Your objective
Across all the entries below, count each line that holds "JSON" and report the figure only.

Recorded data
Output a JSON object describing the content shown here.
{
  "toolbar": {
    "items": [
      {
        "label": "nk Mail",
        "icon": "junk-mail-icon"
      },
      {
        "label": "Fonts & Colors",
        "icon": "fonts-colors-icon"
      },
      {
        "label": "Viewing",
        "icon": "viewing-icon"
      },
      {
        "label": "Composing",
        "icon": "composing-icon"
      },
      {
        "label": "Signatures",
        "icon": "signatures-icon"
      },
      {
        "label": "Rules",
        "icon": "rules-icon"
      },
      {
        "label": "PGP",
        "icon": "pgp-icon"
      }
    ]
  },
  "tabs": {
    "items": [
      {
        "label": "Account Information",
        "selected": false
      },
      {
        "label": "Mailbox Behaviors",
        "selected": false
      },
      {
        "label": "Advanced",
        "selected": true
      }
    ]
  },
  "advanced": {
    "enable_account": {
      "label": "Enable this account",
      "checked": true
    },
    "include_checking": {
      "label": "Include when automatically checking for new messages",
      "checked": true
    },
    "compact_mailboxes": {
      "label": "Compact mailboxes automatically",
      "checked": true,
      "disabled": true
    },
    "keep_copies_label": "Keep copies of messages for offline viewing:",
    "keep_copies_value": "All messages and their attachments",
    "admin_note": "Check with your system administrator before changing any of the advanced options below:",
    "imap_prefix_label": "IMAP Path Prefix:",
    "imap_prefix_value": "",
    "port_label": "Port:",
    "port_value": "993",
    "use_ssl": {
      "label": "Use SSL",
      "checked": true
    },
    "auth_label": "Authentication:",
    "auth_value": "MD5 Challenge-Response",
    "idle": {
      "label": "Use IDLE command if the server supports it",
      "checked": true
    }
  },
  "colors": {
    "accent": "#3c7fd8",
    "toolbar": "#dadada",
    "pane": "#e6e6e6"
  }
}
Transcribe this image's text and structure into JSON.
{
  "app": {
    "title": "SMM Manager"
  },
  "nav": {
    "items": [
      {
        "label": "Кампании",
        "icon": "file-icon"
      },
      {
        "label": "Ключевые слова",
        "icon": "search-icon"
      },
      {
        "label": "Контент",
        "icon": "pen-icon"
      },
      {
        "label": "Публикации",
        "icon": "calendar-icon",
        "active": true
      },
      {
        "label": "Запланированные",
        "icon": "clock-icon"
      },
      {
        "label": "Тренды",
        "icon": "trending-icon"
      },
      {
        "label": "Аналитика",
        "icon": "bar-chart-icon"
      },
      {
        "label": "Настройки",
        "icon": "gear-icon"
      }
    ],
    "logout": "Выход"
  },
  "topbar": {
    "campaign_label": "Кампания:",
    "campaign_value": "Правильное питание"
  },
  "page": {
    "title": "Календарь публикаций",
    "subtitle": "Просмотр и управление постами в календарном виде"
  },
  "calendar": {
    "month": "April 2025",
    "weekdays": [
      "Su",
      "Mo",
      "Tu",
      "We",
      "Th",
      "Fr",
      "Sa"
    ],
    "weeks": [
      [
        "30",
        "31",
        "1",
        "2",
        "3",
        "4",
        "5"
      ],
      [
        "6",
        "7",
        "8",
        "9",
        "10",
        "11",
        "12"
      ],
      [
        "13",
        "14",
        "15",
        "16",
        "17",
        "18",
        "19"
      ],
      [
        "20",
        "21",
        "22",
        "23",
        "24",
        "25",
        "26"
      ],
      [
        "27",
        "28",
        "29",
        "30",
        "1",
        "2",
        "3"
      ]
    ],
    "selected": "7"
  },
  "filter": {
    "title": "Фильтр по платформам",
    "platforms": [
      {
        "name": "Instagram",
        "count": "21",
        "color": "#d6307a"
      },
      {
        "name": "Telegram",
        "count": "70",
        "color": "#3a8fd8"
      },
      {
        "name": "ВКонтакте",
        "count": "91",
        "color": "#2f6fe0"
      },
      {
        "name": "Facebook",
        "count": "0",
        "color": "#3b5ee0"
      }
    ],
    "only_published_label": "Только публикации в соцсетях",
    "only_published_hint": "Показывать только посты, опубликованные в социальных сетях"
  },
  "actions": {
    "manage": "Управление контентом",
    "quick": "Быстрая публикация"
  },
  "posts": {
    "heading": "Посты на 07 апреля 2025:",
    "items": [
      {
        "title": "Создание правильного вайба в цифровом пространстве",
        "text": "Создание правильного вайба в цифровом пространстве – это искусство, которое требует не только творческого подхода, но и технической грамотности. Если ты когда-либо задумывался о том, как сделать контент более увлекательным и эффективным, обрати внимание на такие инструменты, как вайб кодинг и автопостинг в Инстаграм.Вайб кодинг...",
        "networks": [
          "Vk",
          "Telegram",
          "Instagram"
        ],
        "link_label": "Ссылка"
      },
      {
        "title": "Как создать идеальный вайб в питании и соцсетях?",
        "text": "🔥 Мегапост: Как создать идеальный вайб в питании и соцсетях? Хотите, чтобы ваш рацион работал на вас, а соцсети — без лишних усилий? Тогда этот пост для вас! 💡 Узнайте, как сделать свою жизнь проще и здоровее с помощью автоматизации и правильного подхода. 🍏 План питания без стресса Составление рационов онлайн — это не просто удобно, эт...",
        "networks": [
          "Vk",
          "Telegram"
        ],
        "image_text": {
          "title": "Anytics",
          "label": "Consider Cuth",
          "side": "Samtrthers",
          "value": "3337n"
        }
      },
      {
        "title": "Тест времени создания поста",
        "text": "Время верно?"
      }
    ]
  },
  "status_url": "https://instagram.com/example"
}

Answer to this task
2